> _Required action_:
Wherever the string "account" appears in the records, return the line that holds it.

> _Supplied records_:
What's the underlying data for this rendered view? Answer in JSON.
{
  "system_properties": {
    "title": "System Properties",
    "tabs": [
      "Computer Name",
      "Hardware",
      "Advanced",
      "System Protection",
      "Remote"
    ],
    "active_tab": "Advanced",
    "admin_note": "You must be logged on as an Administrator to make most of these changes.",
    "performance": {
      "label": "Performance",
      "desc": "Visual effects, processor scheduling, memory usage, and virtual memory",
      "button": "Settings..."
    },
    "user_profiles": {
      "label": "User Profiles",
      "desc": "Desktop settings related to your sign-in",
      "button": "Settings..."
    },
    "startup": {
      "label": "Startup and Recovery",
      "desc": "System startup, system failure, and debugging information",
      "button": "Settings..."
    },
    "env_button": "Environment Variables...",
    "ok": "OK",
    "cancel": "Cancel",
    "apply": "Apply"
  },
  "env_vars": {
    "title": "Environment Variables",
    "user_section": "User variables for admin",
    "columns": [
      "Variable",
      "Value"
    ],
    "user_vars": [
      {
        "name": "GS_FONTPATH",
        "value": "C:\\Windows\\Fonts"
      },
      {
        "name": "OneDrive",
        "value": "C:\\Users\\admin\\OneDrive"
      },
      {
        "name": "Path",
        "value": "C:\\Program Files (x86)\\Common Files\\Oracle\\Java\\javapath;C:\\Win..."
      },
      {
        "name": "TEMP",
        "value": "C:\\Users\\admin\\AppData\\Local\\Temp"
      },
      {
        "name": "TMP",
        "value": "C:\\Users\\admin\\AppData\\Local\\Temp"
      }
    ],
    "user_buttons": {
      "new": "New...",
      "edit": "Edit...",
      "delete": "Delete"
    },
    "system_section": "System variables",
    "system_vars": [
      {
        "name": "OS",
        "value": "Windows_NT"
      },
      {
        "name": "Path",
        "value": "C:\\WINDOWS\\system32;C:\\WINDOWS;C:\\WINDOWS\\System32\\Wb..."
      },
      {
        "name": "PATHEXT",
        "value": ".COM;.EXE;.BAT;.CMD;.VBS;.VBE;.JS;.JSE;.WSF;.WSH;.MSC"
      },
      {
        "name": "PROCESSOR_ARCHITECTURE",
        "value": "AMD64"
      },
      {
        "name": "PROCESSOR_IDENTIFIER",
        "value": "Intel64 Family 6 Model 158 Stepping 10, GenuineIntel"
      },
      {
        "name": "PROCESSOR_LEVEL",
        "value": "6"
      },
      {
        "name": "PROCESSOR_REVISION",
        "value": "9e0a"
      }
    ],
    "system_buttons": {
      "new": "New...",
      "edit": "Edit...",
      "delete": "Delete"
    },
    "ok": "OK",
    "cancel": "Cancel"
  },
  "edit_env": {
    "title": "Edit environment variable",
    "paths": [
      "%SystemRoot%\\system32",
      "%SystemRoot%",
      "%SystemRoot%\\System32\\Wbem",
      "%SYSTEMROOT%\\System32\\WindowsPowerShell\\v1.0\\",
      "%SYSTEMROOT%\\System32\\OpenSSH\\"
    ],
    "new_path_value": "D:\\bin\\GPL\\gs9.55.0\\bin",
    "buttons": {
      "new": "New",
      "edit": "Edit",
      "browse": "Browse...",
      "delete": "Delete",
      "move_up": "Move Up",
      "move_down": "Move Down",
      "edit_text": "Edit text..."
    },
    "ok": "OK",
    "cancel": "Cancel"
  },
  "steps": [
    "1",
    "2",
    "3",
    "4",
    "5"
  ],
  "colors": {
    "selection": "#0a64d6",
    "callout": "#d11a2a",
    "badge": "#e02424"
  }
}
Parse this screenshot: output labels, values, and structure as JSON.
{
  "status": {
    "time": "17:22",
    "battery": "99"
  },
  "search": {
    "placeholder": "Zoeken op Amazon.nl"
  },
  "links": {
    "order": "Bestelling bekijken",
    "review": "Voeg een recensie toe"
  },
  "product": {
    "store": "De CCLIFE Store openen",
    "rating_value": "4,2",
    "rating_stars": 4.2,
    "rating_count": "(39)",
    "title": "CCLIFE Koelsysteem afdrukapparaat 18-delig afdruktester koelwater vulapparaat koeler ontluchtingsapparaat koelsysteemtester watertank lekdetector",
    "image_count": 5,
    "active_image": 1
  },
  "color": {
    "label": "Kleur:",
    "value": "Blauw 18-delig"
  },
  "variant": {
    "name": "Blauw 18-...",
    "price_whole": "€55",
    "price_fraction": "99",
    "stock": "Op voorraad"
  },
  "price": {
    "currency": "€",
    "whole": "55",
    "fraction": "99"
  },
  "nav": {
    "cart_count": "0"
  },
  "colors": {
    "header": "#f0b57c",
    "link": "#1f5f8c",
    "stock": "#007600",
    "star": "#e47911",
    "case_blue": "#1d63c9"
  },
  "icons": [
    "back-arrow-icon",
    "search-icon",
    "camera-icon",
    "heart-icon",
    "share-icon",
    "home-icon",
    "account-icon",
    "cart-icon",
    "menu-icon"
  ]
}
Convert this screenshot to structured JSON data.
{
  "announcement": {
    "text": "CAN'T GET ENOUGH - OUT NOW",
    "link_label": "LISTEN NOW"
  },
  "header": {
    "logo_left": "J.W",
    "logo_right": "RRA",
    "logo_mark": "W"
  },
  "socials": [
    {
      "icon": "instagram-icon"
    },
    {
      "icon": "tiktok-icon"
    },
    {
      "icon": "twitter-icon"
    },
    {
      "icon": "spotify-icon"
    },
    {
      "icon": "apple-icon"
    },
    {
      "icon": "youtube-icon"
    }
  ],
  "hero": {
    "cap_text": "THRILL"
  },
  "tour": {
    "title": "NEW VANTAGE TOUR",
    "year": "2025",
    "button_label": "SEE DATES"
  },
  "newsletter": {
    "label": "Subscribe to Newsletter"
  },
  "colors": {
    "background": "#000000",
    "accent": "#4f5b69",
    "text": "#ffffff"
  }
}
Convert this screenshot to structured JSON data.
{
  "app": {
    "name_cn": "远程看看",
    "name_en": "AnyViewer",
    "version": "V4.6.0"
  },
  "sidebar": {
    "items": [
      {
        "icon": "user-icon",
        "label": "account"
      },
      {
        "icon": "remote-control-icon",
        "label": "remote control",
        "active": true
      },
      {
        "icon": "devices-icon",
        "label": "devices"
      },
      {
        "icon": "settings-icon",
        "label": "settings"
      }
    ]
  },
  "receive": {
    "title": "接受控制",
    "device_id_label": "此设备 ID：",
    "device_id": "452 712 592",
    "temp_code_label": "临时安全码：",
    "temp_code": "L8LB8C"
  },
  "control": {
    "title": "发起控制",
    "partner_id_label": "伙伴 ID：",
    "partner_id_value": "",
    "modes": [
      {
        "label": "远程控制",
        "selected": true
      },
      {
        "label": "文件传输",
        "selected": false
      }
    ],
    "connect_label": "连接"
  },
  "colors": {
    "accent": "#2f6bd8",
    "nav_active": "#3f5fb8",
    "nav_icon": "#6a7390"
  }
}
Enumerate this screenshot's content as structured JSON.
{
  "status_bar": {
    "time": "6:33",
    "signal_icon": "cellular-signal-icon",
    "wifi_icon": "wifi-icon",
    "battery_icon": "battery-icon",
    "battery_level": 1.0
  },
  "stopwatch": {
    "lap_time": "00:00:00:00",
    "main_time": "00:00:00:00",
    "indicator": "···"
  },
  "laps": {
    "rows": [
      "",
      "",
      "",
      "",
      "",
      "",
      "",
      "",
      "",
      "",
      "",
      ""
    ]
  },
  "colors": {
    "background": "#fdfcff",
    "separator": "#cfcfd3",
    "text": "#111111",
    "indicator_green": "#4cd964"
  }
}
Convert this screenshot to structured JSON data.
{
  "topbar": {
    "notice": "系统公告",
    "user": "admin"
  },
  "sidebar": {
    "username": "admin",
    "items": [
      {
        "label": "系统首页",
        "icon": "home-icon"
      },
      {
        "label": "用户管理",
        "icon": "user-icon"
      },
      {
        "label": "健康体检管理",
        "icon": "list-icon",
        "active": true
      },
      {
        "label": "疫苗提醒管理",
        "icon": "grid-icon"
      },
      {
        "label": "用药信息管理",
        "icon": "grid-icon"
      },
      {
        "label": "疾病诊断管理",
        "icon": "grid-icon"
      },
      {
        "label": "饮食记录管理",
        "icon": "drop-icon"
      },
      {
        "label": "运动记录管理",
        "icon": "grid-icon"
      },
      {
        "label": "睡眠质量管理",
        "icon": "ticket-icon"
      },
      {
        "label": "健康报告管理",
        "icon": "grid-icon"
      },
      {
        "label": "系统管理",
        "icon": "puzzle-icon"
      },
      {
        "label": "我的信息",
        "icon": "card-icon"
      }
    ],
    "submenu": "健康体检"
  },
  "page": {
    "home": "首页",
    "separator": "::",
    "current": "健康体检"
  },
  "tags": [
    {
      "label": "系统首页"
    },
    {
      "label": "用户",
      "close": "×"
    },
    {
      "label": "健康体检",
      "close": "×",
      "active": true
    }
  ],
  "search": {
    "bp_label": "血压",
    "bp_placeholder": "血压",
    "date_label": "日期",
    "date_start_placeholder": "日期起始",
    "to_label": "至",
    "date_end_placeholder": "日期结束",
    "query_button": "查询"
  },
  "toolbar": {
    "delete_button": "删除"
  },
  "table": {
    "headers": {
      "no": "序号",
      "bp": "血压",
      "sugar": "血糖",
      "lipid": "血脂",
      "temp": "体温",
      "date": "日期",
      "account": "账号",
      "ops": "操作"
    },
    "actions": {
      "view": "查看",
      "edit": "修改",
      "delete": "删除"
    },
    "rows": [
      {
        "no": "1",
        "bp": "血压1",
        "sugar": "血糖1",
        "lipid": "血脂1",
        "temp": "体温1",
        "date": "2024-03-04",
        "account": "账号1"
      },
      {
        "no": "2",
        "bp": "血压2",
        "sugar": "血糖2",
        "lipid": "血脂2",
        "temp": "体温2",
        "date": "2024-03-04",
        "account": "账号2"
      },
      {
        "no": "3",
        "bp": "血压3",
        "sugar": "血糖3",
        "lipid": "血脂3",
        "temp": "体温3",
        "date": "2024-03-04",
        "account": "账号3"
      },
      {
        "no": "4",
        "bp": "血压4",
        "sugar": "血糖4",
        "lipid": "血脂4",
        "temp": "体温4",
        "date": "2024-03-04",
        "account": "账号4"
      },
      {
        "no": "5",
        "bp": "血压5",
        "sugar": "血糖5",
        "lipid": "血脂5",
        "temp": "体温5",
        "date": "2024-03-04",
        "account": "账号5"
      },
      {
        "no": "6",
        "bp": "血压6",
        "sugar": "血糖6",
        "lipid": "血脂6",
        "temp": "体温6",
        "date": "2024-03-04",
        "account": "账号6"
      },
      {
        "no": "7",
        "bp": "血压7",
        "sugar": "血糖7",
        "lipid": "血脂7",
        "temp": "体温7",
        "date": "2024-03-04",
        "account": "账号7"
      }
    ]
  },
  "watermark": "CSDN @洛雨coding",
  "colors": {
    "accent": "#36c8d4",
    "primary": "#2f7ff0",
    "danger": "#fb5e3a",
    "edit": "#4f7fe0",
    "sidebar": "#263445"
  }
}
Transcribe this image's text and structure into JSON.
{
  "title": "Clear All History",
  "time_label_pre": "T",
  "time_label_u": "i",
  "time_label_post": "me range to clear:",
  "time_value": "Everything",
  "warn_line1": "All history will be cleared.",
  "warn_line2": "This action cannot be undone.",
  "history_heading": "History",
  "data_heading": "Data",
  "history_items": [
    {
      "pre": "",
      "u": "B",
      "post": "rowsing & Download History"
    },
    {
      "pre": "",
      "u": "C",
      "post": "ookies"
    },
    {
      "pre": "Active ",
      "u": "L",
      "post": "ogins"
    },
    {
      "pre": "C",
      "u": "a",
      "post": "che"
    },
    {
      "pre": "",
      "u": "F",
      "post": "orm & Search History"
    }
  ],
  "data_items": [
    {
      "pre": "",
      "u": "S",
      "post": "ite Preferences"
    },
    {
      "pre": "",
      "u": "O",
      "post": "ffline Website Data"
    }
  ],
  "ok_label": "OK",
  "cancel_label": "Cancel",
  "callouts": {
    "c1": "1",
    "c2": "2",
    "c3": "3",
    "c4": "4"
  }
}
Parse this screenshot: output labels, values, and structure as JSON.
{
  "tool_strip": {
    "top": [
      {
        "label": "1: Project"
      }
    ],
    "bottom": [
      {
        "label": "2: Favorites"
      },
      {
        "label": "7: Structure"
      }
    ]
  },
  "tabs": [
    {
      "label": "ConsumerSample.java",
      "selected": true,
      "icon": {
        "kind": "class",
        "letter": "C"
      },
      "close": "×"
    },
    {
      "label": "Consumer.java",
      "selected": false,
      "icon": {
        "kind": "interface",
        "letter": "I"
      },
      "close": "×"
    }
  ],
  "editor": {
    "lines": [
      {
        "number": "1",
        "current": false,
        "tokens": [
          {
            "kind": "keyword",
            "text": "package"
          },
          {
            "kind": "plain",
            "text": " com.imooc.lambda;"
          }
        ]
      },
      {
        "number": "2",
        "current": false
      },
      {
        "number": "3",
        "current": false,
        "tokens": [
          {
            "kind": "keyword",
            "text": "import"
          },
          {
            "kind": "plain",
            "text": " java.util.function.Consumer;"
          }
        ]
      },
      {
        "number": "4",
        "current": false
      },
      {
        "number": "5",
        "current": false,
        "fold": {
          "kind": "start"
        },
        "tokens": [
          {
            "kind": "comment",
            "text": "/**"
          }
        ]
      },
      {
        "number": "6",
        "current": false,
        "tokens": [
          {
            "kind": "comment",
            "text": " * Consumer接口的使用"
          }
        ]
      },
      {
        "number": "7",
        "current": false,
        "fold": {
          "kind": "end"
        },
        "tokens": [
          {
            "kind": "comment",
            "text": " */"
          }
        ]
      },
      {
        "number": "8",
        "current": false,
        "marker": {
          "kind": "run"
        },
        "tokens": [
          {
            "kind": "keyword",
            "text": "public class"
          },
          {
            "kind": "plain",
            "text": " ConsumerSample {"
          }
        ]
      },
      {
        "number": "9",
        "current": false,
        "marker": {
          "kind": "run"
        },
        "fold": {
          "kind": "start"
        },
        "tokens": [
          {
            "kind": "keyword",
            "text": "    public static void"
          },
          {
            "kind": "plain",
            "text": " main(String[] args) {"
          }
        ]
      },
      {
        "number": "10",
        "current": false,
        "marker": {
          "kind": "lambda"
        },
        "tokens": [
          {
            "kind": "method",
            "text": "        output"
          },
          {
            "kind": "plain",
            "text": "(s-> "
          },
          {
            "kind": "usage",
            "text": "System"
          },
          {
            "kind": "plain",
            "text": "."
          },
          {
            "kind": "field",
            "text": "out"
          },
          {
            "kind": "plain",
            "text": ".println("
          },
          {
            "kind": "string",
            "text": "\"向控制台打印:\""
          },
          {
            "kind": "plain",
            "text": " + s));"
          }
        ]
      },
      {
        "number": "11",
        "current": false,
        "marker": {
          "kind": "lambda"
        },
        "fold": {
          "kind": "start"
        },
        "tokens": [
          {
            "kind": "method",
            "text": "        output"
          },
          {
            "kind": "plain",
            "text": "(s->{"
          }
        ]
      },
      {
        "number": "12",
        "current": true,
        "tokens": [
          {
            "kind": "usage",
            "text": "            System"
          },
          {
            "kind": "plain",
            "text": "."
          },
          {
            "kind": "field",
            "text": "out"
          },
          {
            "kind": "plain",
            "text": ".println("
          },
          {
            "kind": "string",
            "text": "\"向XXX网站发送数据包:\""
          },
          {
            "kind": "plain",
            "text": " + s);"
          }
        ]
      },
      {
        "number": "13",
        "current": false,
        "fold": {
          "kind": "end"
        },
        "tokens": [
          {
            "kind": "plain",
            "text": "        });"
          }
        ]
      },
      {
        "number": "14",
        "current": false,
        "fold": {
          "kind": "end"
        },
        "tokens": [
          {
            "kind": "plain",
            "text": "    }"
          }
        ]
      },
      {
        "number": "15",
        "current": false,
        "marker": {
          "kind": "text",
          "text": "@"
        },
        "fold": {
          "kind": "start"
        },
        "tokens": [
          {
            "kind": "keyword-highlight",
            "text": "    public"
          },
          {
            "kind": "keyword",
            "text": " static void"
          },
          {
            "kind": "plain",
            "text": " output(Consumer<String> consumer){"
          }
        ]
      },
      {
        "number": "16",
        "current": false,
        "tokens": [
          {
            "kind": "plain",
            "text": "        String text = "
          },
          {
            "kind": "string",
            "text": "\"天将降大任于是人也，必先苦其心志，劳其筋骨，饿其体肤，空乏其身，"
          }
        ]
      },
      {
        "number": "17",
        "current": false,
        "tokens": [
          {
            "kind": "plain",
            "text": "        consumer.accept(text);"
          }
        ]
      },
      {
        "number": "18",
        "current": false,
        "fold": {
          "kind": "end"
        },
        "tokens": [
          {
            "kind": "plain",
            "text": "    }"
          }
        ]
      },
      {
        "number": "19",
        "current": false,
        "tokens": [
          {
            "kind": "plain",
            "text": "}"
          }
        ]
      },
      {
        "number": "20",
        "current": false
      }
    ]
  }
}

> _Task result_:
    "account-icon",
        "label": "account"
      "account": "账号",
        "account": "账号1"
        "account": "账号2"
        "account": "账号3"
        "account": "账号4"
        "account": "账号5"
        "account": "账号6"
        "account": "账号7"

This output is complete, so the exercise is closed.